## WORK INSTRUCTION
Those lines of the records that contain "Emergent" are to be located and copied.

## EXERCISE INPUT
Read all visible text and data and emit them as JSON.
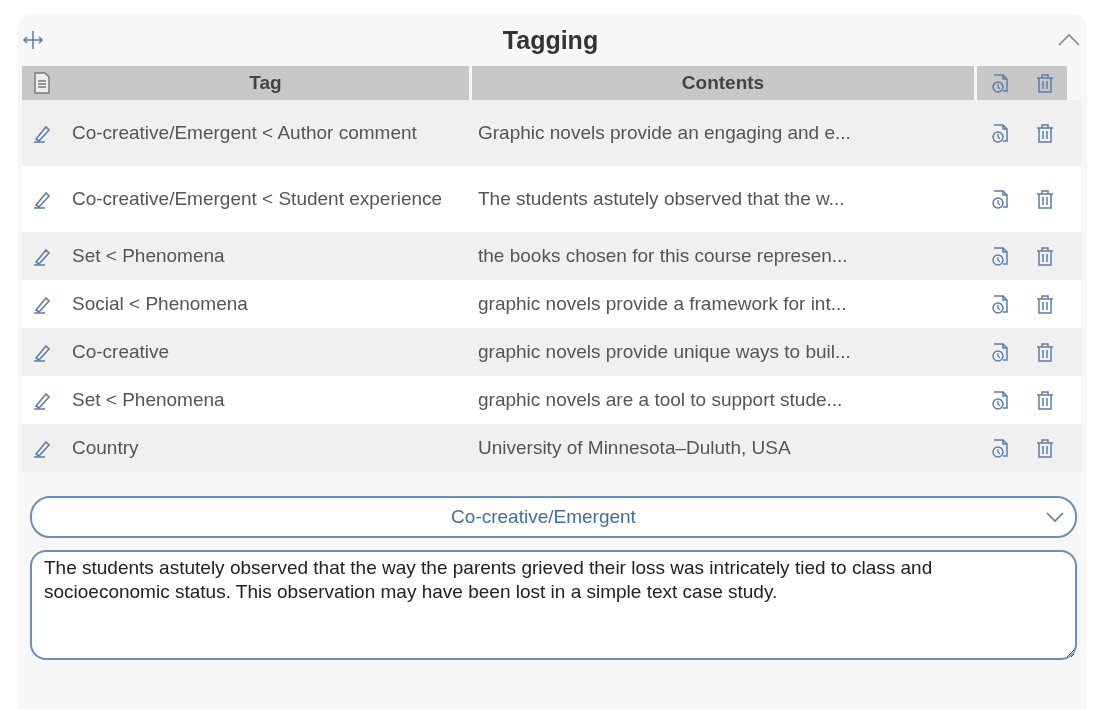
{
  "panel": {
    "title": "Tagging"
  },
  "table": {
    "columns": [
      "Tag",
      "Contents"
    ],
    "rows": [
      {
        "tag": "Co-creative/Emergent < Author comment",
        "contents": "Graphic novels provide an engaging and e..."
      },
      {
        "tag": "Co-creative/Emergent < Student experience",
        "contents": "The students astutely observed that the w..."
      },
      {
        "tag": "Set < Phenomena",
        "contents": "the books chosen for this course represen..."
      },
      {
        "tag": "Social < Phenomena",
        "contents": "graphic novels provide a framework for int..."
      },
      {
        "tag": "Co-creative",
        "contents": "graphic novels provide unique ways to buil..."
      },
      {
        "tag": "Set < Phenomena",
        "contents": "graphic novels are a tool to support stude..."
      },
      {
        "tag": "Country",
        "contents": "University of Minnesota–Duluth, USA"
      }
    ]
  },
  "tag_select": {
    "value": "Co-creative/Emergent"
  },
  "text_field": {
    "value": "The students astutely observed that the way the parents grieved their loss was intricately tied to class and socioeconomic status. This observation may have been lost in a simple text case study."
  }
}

## WRITTEN ANSWER
        "tag": "Co-creative/Emergent < Author comment",
        "tag": "Co-creative/Emergent < Student experience",
    "value": "Co-creative/Emergent"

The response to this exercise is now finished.